▼
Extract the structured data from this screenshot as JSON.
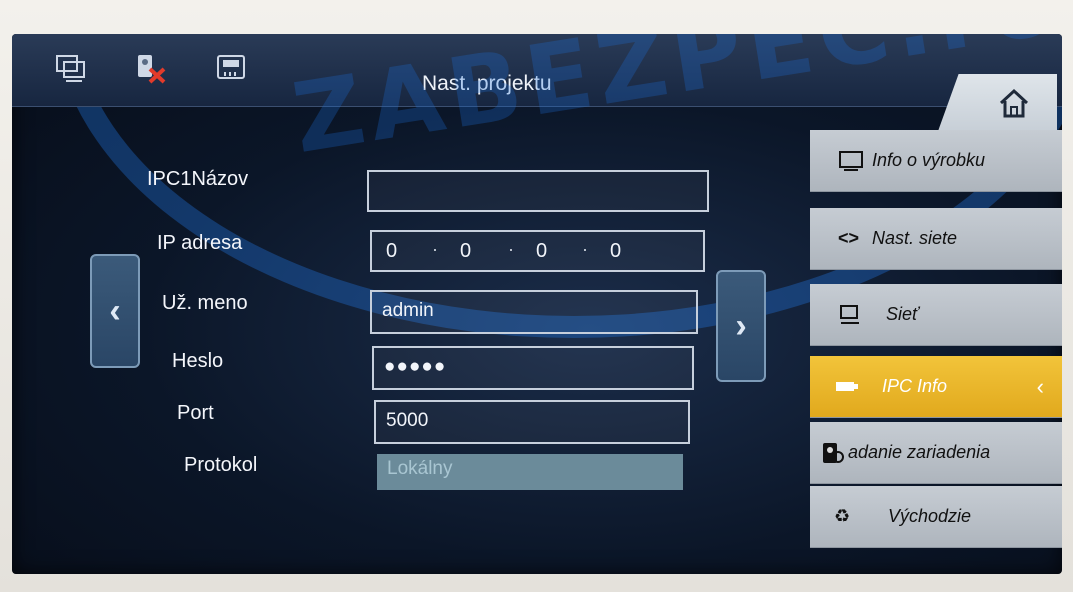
{
  "watermark": "ZABEZPEC.ro",
  "header": {
    "title": "Nast. projektu",
    "icons": [
      "monitor-icon",
      "device-offline-icon",
      "sd-card-icon",
      "home-icon"
    ]
  },
  "form": {
    "fields": [
      {
        "label": "IPC1Názov",
        "value": ""
      },
      {
        "label": "IP adresa",
        "value": [
          "0",
          "0",
          "0",
          "0"
        ]
      },
      {
        "label": "Už. meno",
        "value": "admin"
      },
      {
        "label": "Heslo",
        "value": "●●●●●"
      },
      {
        "label": "Port",
        "value": "5000"
      },
      {
        "label": "Protokol",
        "value": "Lokálny"
      }
    ]
  },
  "sidebar": {
    "items": [
      {
        "label": "Info o výrobku",
        "icon": "monitor-icon"
      },
      {
        "label": "Nast. siete",
        "icon": "code-arrows-icon"
      },
      {
        "label": "Sieť",
        "icon": "network-monitor-icon"
      },
      {
        "label": "IPC Info",
        "icon": "camera-icon",
        "active": true
      },
      {
        "label": "adanie zariadenia",
        "icon": "device-search-icon"
      },
      {
        "label": "Východzie",
        "icon": "recycle-icon"
      }
    ]
  },
  "colors": {
    "accent": "#e8b62c",
    "background": "#0b1628",
    "sidebar": "#bcc3cb"
  }
}
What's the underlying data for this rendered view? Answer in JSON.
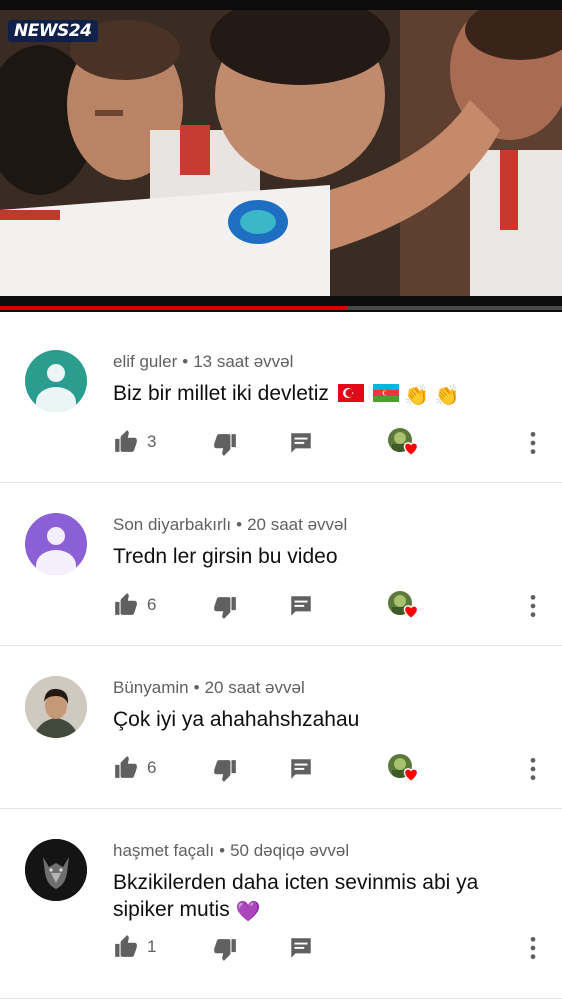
{
  "video": {
    "logo": "NEWS24",
    "progress": 0.62
  },
  "comments": [
    {
      "author": "elif guler",
      "time": "13 saat əvvəl",
      "text": "Biz bir millet iki devletiz",
      "emojis": "👏 👏",
      "likes": "3",
      "avatar": "default-avatar-teal",
      "avatar_color": "#2a9d8f"
    },
    {
      "author": "Son diyarbakırlı",
      "time": "20 saat əvvəl",
      "text": "Tredn ler girsin bu video",
      "likes": "6",
      "avatar": "default-avatar-purple",
      "avatar_color": "#8b5fd6"
    },
    {
      "author": "Bünyamin",
      "time": "20 saat əvvəl",
      "text": "Çok iyi ya ahahahshzahau",
      "likes": "6",
      "avatar": "photo-avatar"
    },
    {
      "author": "haşmet façalı",
      "time": "50 dəqiqə əvvəl",
      "text_line1": "Bkzikilerden daha icten sevinmis abi ya",
      "text_line2": "sipiker mutis",
      "emoji": "💜",
      "likes": "1",
      "avatar": "wolf-avatar"
    }
  ],
  "colors": {
    "accent_red": "#e00000",
    "meta_gray": "#606060",
    "icon_gray": "#606060",
    "heart_red": "#ff0000"
  }
}
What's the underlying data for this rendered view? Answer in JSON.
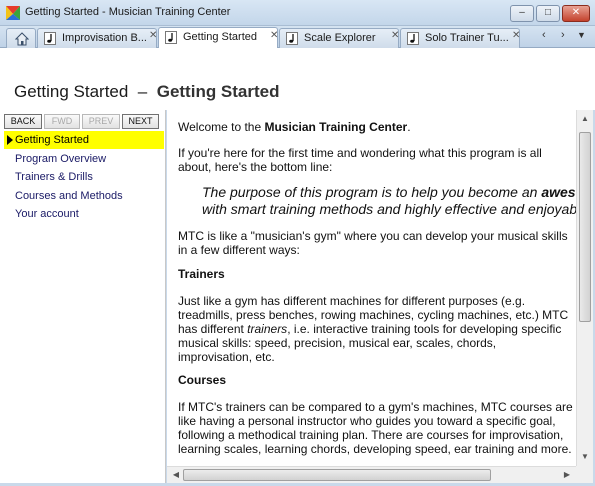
{
  "window": {
    "title": "Getting Started - Musician Training Center",
    "controls": [
      "minimize",
      "maximize",
      "close"
    ]
  },
  "tabs": [
    {
      "label": "Improvisation B...",
      "active": false
    },
    {
      "label": "Getting Started",
      "active": true
    },
    {
      "label": "Scale Explorer",
      "active": false
    },
    {
      "label": "Solo Trainer Tu...",
      "active": false
    }
  ],
  "header": {
    "section": "Getting Started",
    "separator": "–",
    "page": "Getting Started"
  },
  "nav_buttons": {
    "back": "BACK",
    "fwd": "FWD",
    "prev": "PREV",
    "next": "NEXT"
  },
  "sidebar": {
    "items": [
      {
        "label": "Getting Started",
        "selected": true
      },
      {
        "label": "Program Overview",
        "selected": false
      },
      {
        "label": "Trainers & Drills",
        "selected": false
      },
      {
        "label": "Courses and Methods",
        "selected": false
      },
      {
        "label": "Your account",
        "selected": false
      }
    ]
  },
  "content": {
    "welcome_prefix": "Welcome to the ",
    "welcome_bold": "Musician Training Center",
    "welcome_suffix": ".",
    "intro": "If you're here for the first time and wondering what this program is all about, here's the bottom line:",
    "quote_line1_prefix": "The purpose of this program is to help you become an ",
    "quote_line1_bold": "awesom",
    "quote_line2": "with smart training methods and highly effective and enjoyable",
    "gym": "MTC is like a \"musician's gym\" where you can develop your musical skills in a few different ways:",
    "trainers_heading": "Trainers",
    "trainers_text_prefix": "Just like a gym has different machines for different purposes (e.g. treadmills, press benches, rowing machines, cycling machines, etc.) MTC has different ",
    "trainers_text_italic": "trainers",
    "trainers_text_suffix": ", i.e. interactive training tools for developing specific musical skills: speed, precision, musical ear, scales, chords, improvisation, etc.",
    "courses_heading": "Courses",
    "courses_text": "If MTC's trainers can be compared to a gym's machines, MTC courses are like having a personal instructor who guides you toward a specific goal, following a methodical training plan. There are courses for improvisation, learning scales, learning chords, developing speed, ear training and more."
  },
  "colors": {
    "selected_bg": "#ffff00",
    "link_text": "#1a1a66",
    "window_chrome": "#c9d9ea"
  },
  "icons": [
    "app-icon",
    "home-icon",
    "music-note-icon",
    "close-icon",
    "chevron-left-icon",
    "chevron-right-icon",
    "chevron-down-icon",
    "triangle-right-icon"
  ]
}
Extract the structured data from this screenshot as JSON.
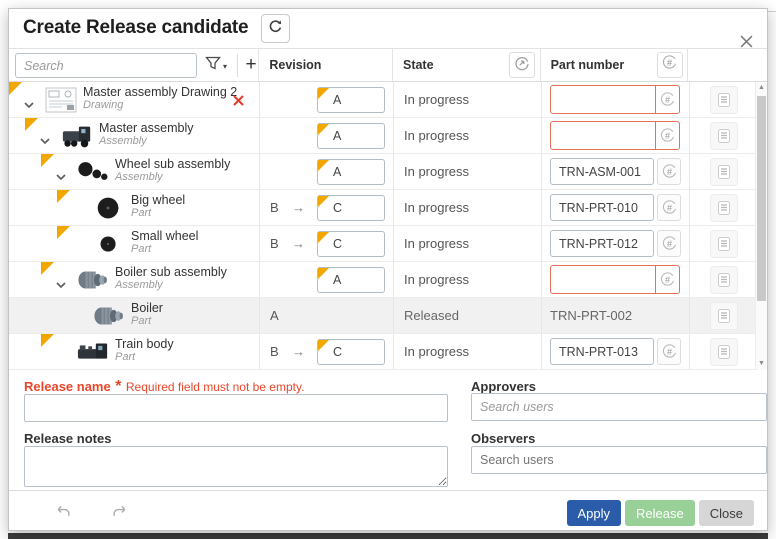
{
  "dialog": {
    "title": "Create Release candidate"
  },
  "toolbar": {
    "search_placeholder": "Search"
  },
  "table": {
    "columns": {
      "revision": "Revision",
      "state": "State",
      "part_number": "Part number"
    },
    "rows": [
      {
        "name": "Master assembly Drawing 2",
        "type": "Drawing",
        "level": 0,
        "icon": "drawing-icon",
        "expandable": true,
        "modified": true,
        "removable": true,
        "revision": {
          "prev": "",
          "value": "A",
          "editable": true
        },
        "state": "In progress",
        "part_number": {
          "value": "",
          "editable": true,
          "error": true
        },
        "released_row": false
      },
      {
        "name": "Master assembly",
        "type": "Assembly",
        "level": 1,
        "icon": "assembly-train-icon",
        "expandable": true,
        "modified": true,
        "removable": false,
        "revision": {
          "prev": "",
          "value": "A",
          "editable": true
        },
        "state": "In progress",
        "part_number": {
          "value": "",
          "editable": true,
          "error": true
        },
        "released_row": false
      },
      {
        "name": "Wheel sub assembly",
        "type": "Assembly",
        "level": 2,
        "icon": "wheels-icon",
        "expandable": true,
        "modified": true,
        "removable": false,
        "revision": {
          "prev": "",
          "value": "A",
          "editable": true
        },
        "state": "In progress",
        "part_number": {
          "value": "TRN-ASM-001",
          "editable": true,
          "error": false
        },
        "released_row": false
      },
      {
        "name": "Big wheel",
        "type": "Part",
        "level": 3,
        "icon": "big-wheel-icon",
        "expandable": false,
        "modified": true,
        "removable": false,
        "revision": {
          "prev": "B",
          "value": "C",
          "editable": true
        },
        "state": "In progress",
        "part_number": {
          "value": "TRN-PRT-010",
          "editable": true,
          "error": false
        },
        "released_row": false
      },
      {
        "name": "Small wheel",
        "type": "Part",
        "level": 3,
        "icon": "small-wheel-icon",
        "expandable": false,
        "modified": true,
        "removable": false,
        "revision": {
          "prev": "B",
          "value": "C",
          "editable": true
        },
        "state": "In progress",
        "part_number": {
          "value": "TRN-PRT-012",
          "editable": true,
          "error": false
        },
        "released_row": false
      },
      {
        "name": "Boiler sub assembly",
        "type": "Assembly",
        "level": 2,
        "icon": "boiler-icon",
        "expandable": true,
        "modified": true,
        "removable": false,
        "revision": {
          "prev": "",
          "value": "A",
          "editable": true
        },
        "state": "In progress",
        "part_number": {
          "value": "",
          "editable": true,
          "error": true
        },
        "released_row": false
      },
      {
        "name": "Boiler",
        "type": "Part",
        "level": 3,
        "icon": "boiler-icon",
        "expandable": false,
        "modified": false,
        "removable": false,
        "revision": {
          "prev": "",
          "value": "A",
          "editable": false
        },
        "state": "Released",
        "part_number": {
          "value": "TRN-PRT-002",
          "editable": false,
          "error": false
        },
        "released_row": true
      },
      {
        "name": "Train body",
        "type": "Part",
        "level": 2,
        "icon": "train-body-icon",
        "expandable": false,
        "modified": true,
        "removable": false,
        "revision": {
          "prev": "B",
          "value": "C",
          "editable": true
        },
        "state": "In progress",
        "part_number": {
          "value": "TRN-PRT-013",
          "editable": true,
          "error": false
        },
        "released_row": false
      }
    ]
  },
  "form": {
    "release_name_label": "Release name",
    "required_star": "*",
    "release_name_error": "Required field must not be empty.",
    "release_name_value": "",
    "release_notes_label": "Release notes",
    "release_notes_value": "",
    "approvers_label": "Approvers",
    "observers_label": "Observers",
    "search_users_placeholder": "Search users"
  },
  "footer": {
    "apply_label": "Apply",
    "release_label": "Release",
    "close_label": "Close"
  },
  "colors": {
    "yellow": "#f2a600",
    "error_border": "#e2735a",
    "red_text": "#e8472b",
    "apply_bg": "#2a5caa",
    "release_bg": "#98d098",
    "close_bg": "#d6d6d6"
  }
}
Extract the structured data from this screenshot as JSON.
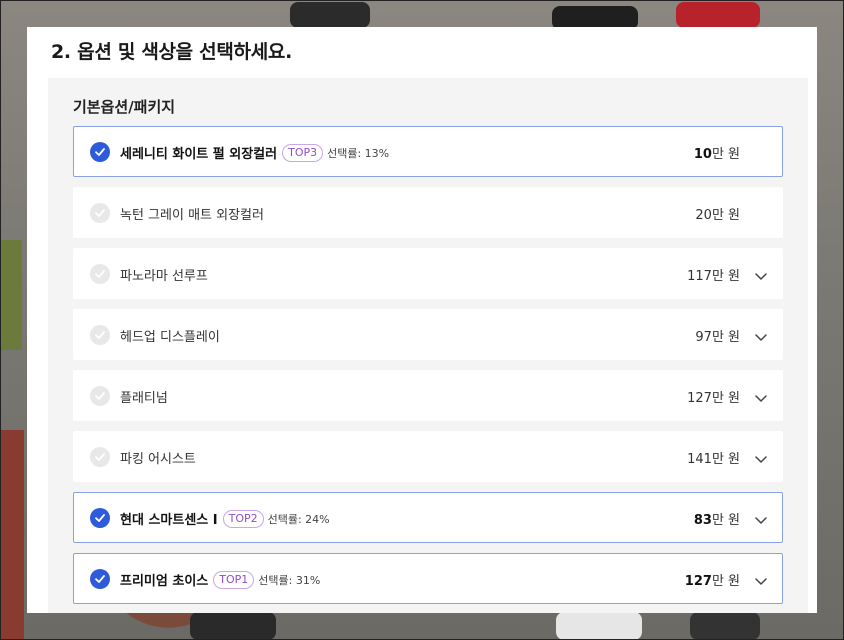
{
  "section_title": "2. 옵션 및 색상을 선택하세요.",
  "panel_title": "기본옵션/패키지",
  "currency_unit": "만 원",
  "colors": {
    "accent": "#2e5bd9",
    "badge": "#8e4fcb",
    "selected_border": "#8aa3e6"
  },
  "options": [
    {
      "name": "세레니티 화이트 펄 외장컬러",
      "badge": "TOP3",
      "rate": "선택률: 13%",
      "price": "10",
      "selected": true,
      "expandable": false
    },
    {
      "name": "녹턴 그레이 매트 외장컬러",
      "badge": "",
      "rate": "",
      "price": "20",
      "selected": false,
      "expandable": false
    },
    {
      "name": "파노라마 선루프",
      "badge": "",
      "rate": "",
      "price": "117",
      "selected": false,
      "expandable": true
    },
    {
      "name": "헤드업 디스플레이",
      "badge": "",
      "rate": "",
      "price": "97",
      "selected": false,
      "expandable": true
    },
    {
      "name": "플래티넘",
      "badge": "",
      "rate": "",
      "price": "127",
      "selected": false,
      "expandable": true
    },
    {
      "name": "파킹 어시스트",
      "badge": "",
      "rate": "",
      "price": "141",
      "selected": false,
      "expandable": true
    },
    {
      "name": "현대 스마트센스 I",
      "badge": "TOP2",
      "rate": "선택률: 24%",
      "price": "83",
      "selected": true,
      "expandable": true
    },
    {
      "name": "프리미엄 초이스",
      "badge": "TOP1",
      "rate": "선택률: 31%",
      "price": "127",
      "selected": true,
      "expandable": true
    }
  ]
}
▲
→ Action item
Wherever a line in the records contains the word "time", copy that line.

→ Finished task
      "time": "13 saat əvvəl",
      "time": "20 saat əvvəl",
      "time": "20 saat əvvəl",
      "time": "50 dəqiqə əvvəl",
    "intro": "If you're here for the first time and wondering what this program is all about, here's the bottom line:",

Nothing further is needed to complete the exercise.